PHARMAC has tendered for hospital medicines since 2002. In 2014/15 the first hospital medical device, empty intravenous infusion bags, was included in the annual tender.
Alternative Commercial Proposals (ACPs)
When we consult with pharmaceutical suppliers on the list of products that we are thinking about including in the annual multi-product tender, we invite them to submit ACPs for the supply of those products. PHARMAC then decides whether an ACP offered by a supplier provides a better outcome than the likely outcome that might be achieved from tendering the product. There are a number of reasons why a pharmaceutical company might be able to offer a better option through an ACP than the tender (e.g. see rebates and multi-product agreements below).
Requests for Proposals (RFPs)
An RFP is an invitation for suppliers to submit a proposal to supply a specific medicine or medicines, or medical device(s). RFPs are often used to generate competition between suppliers for the subsidy of certain medicines, when tendering is not appropriate – for example, where special access criteria need to be met in order to get a subsidy for a medicine.
Reference pricing is where we pay the same subsidy for medicines that have the same or similar therapeutic effect. For example, oral contraceptives are reference priced. A supplier can set its selling price higher than the reference price subsidy. However, if it does this the medicine will be partly-subsidised, which means the patient will have to pay the difference (a manufacturer’s surcharge). We aim to have at least one fully subsidised medicine in each therapeutic subgroup. This means that if there is a manufacturer’s surcharge on a medicine, people can choose to move to the fully subsidised option.
We think carefully about which medicines can be reference priced because we know it can be difficult for people to change their medicine. We ask our committees of expert doctors for advice when we’re thinking about reference pricing and we always consider whether we should publicly consult before we make these kinds of decisions.
National contracts for medical devices

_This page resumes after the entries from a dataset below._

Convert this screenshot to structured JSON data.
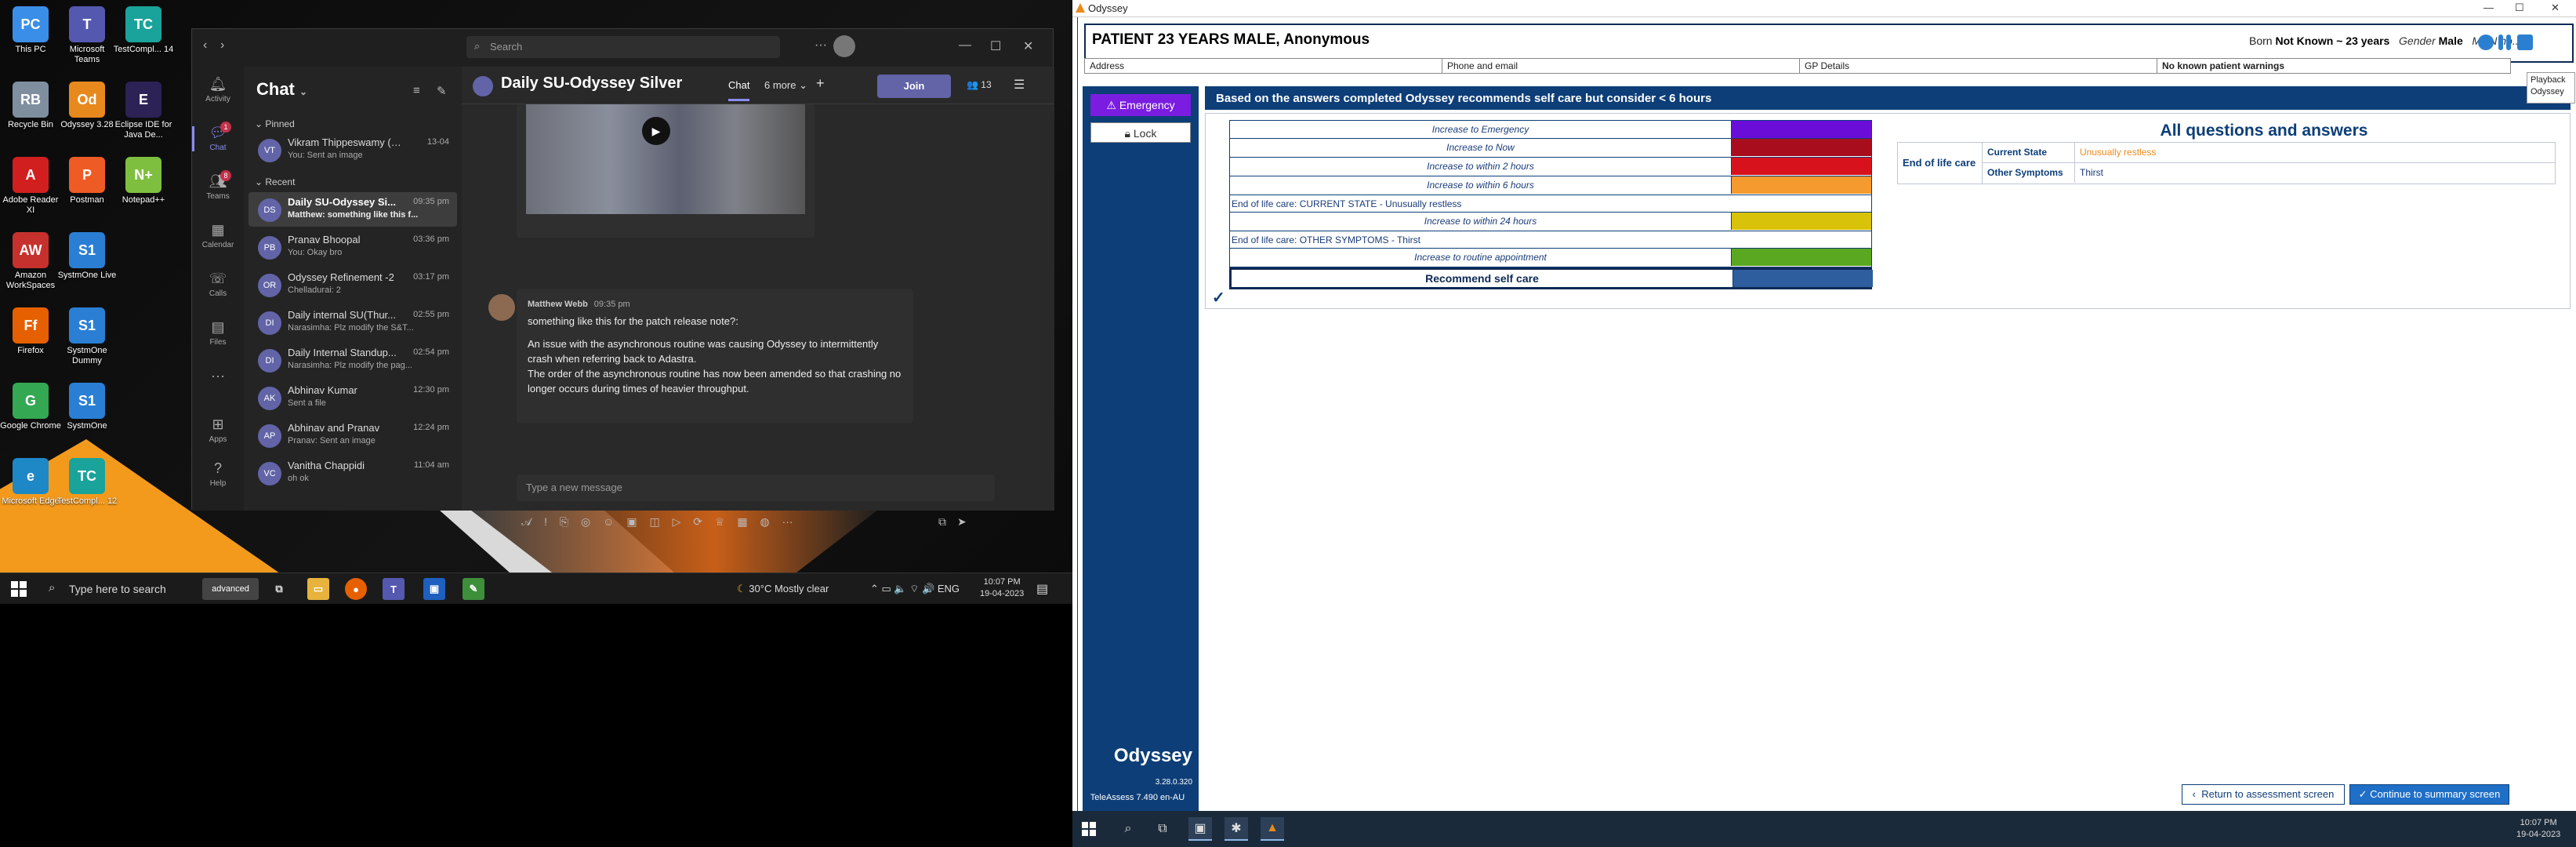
{
  "desktop": {
    "icons": [
      {
        "label": "This PC",
        "color": "#3b8ee8",
        "glyph": "PC"
      },
      {
        "label": "Microsoft Teams",
        "color": "#5558af",
        "glyph": "T"
      },
      {
        "label": "TestCompl... 14",
        "color": "#1aa39a",
        "glyph": "TC"
      },
      {
        "label": "Recycle Bin",
        "color": "#7f8fa0",
        "glyph": "RB"
      },
      {
        "label": "Odyssey 3.28",
        "color": "#e8891d",
        "glyph": "Od"
      },
      {
        "label": "Eclipse IDE for Java De...",
        "color": "#2c2255",
        "glyph": "E"
      },
      {
        "label": "Adobe Reader XI",
        "color": "#d11f1f",
        "glyph": "A"
      },
      {
        "label": "Postman",
        "color": "#ef5b25",
        "glyph": "P"
      },
      {
        "label": "Notepad++",
        "color": "#7fbf3f",
        "glyph": "N+"
      },
      {
        "label": "Amazon WorkSpaces",
        "color": "#c7312d",
        "glyph": "AW"
      },
      {
        "label": "SystmOne Live",
        "color": "#2a7fd4",
        "glyph": "S1"
      },
      {
        "label": "Firefox",
        "color": "#e66000",
        "glyph": "Ff"
      },
      {
        "label": "SystmOne Dummy",
        "color": "#2a7fd4",
        "glyph": "S1"
      },
      {
        "label": "Google Chrome",
        "color": "#34a853",
        "glyph": "G"
      },
      {
        "label": "SystmOne",
        "color": "#2a7fd4",
        "glyph": "S1"
      },
      {
        "label": "Microsoft Edge",
        "color": "#1e88c7",
        "glyph": "e"
      },
      {
        "label": "TestCompl... 12",
        "color": "#1aa39a",
        "glyph": "TC"
      }
    ]
  },
  "teams": {
    "search_placeholder": "Search",
    "rail": [
      {
        "label": "Activity",
        "icon": "bell"
      },
      {
        "label": "Chat",
        "icon": "chat",
        "badge": "1"
      },
      {
        "label": "Teams",
        "icon": "teams",
        "badge": "8"
      },
      {
        "label": "Calendar",
        "icon": "calendar"
      },
      {
        "label": "Calls",
        "icon": "phone"
      },
      {
        "label": "Files",
        "icon": "file"
      },
      {
        "label": "...",
        "icon": "more"
      },
      {
        "label": "Apps",
        "icon": "apps"
      },
      {
        "label": "Help",
        "icon": "help"
      }
    ],
    "chat_title": "Chat",
    "pinned_label": "Pinned",
    "recent_label": "Recent",
    "pinned": [
      {
        "name": "Vikram Thippeswamy (Yo...",
        "preview": "You: Sent an image",
        "time": "13-04",
        "initials": "VT"
      }
    ],
    "recent": [
      {
        "name": "Daily SU-Odyssey Si...",
        "preview": "Matthew: something like this f...",
        "time": "09:35 pm",
        "initials": "DS"
      },
      {
        "name": "Pranav Bhoopal",
        "preview": "You: Okay bro",
        "time": "03:36 pm",
        "initials": "PB"
      },
      {
        "name": "Odyssey Refinement -2",
        "preview": "Chelladurai: 2",
        "time": "03:17 pm",
        "initials": "OR"
      },
      {
        "name": "Daily internal SU(Thur...",
        "preview": "Narasimha: Plz modify the S&T...",
        "time": "02:55 pm",
        "initials": "DI"
      },
      {
        "name": "Daily Internal Standup...",
        "preview": "Narasimha: Plz modify the pag...",
        "time": "02:54 pm",
        "initials": "DI"
      },
      {
        "name": "Abhinav Kumar",
        "preview": "Sent a file",
        "time": "12:30 pm",
        "initials": "AK"
      },
      {
        "name": "Abhinav and Pranav",
        "preview": "Pranav: Sent an image",
        "time": "12:24 pm",
        "initials": "AP"
      },
      {
        "name": "Vanitha Chappidi",
        "preview": "oh ok",
        "time": "11:04 am",
        "initials": "VC"
      }
    ],
    "header": {
      "title": "Daily SU-Odyssey Silver",
      "tab_chat": "Chat",
      "tab_more": "6 more",
      "join": "Join",
      "people": "13"
    },
    "message": {
      "sender": "Matthew Webb",
      "time": "09:35 pm",
      "line1": "something like this for the patch release note?:",
      "line2": "An issue with the asynchronous routine was causing Odyssey to intermittently crash when referring back to Adastra.",
      "line3": "The order of the asynchronous routine has now been amended so that crashing no longer occurs during times of heavier throughput."
    },
    "compose_placeholder": "Type a new message"
  },
  "taskbar_left": {
    "search": "Type here to search",
    "advanced": "advanced",
    "weather": "30°C  Mostly clear",
    "lang": "ENG",
    "time": "10:07 PM",
    "date": "19-04-2023"
  },
  "odyssey": {
    "window_title": "Odyssey",
    "patient_name": "PATIENT 23 YEARS MALE, Anonymous",
    "born_label": "Born",
    "born_value": "Not Known ~ 23 years",
    "gender_label": "Gender",
    "gender_value": "Male",
    "mrn_label": "MRN no...",
    "playback_tip_1": "Playback",
    "playback_tip_2": "Odyssey",
    "info_row": {
      "address": "Address",
      "phone": "Phone and email",
      "gp": "GP Details",
      "warnings": "No known patient warnings"
    },
    "emergency_btn": "Emergency",
    "lock_btn": "Lock",
    "brand_name": "Odyssey",
    "brand_version": "3.28.0.320",
    "brand_tele": "TeleAssess 7.490 en-AU",
    "banner": "Based on the answers completed Odyssey recommends self care but consider < 6 hours",
    "recommendations": [
      {
        "label": "Increase to Emergency",
        "color": "#6a0dd8",
        "kind": "option"
      },
      {
        "label": "Increase to Now",
        "color": "#a80d1e",
        "kind": "option"
      },
      {
        "label": "Increase to within 2 hours",
        "color": "#d8121c",
        "kind": "option"
      },
      {
        "label": "Increase to within 6 hours",
        "color": "#f59a2e",
        "kind": "option"
      },
      {
        "label": "End of life care: CURRENT STATE - Unusually restless",
        "color": "",
        "kind": "section"
      },
      {
        "label": "Increase to within 24 hours",
        "color": "#d8c20a",
        "kind": "option"
      },
      {
        "label": "End of life care: OTHER SYMPTOMS - Thirst",
        "color": "",
        "kind": "section"
      },
      {
        "label": "Increase to routine appointment",
        "color": "#5aa821",
        "kind": "option"
      },
      {
        "label": "Recommend self care",
        "color": "#2e5e9e",
        "kind": "selected"
      }
    ],
    "check_mark": "✓",
    "aqa_title": "All questions and answers",
    "aqa_category": "End of life care",
    "aqa": [
      {
        "question": "Current State",
        "answer": "Unusually restless",
        "answer_color": "#f08a1c"
      },
      {
        "question": "Other Symptoms",
        "answer": "Thirst",
        "answer_color": "#1a3c7a"
      }
    ],
    "return_btn": "Return to assessment screen",
    "continue_btn": "Continue to summary screen",
    "taskbar_time": "10:07 PM",
    "taskbar_date": "19-04-2023"
  }
}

PHARMAC is working towards management of hospital medical devices and has developed national contracts with suppliers for items across six categories (wound care, sutures, disposable laparoscopic equipment, orthopaedic implants (spine and trauma), interventional cardiology, and sterile wraps and associated consumables). The contracts offer DHBs savings should they order these products or increase their mix of better value brands.
Contracts with pharmaceutical companies may also include a rebate on the cost of the medicine or device. Rebates are paid by the pharmaceutical company back to District Health Boards (via PHARMAC). Rebates mean the price published in the Pharmaceutical Schedule is higher than the actual net price paid by DHBs. Accepting a rebate arrangement means that DHBs can subsidise a pharmaceutical for an affordable cost and the supplier is able to shield its net selling price in New Zealand from exposure to international markets.
Expenditure caps are an effective way of sharing risk and are particularly useful when we know there is uncertainty and potential risk around the likely uptake of the product. If annual spending exceeds the limit agreed between PHARMAC and pharmaceutical suppliers, the balance (or a portion of it) is refunded to DHBs. This can help manage spending within budget by reducing or taking away uncertainty over what the budget impact may be, or by getting volume-related discounts.
This is also known as ‘bundling’. Many pharmaceutical companies have groups of related products and can offer price reductions on older medicines in return for a new product being subsidised. Bundling products together in this way allows us to subsidise those that wouldn’t otherwise be affordable. At times bundling leads to PHARMAC listing products that have been given a lower priority by its advisory committees although the health outcome of the bundle overall is favourable.
Last updated: 11 October 2016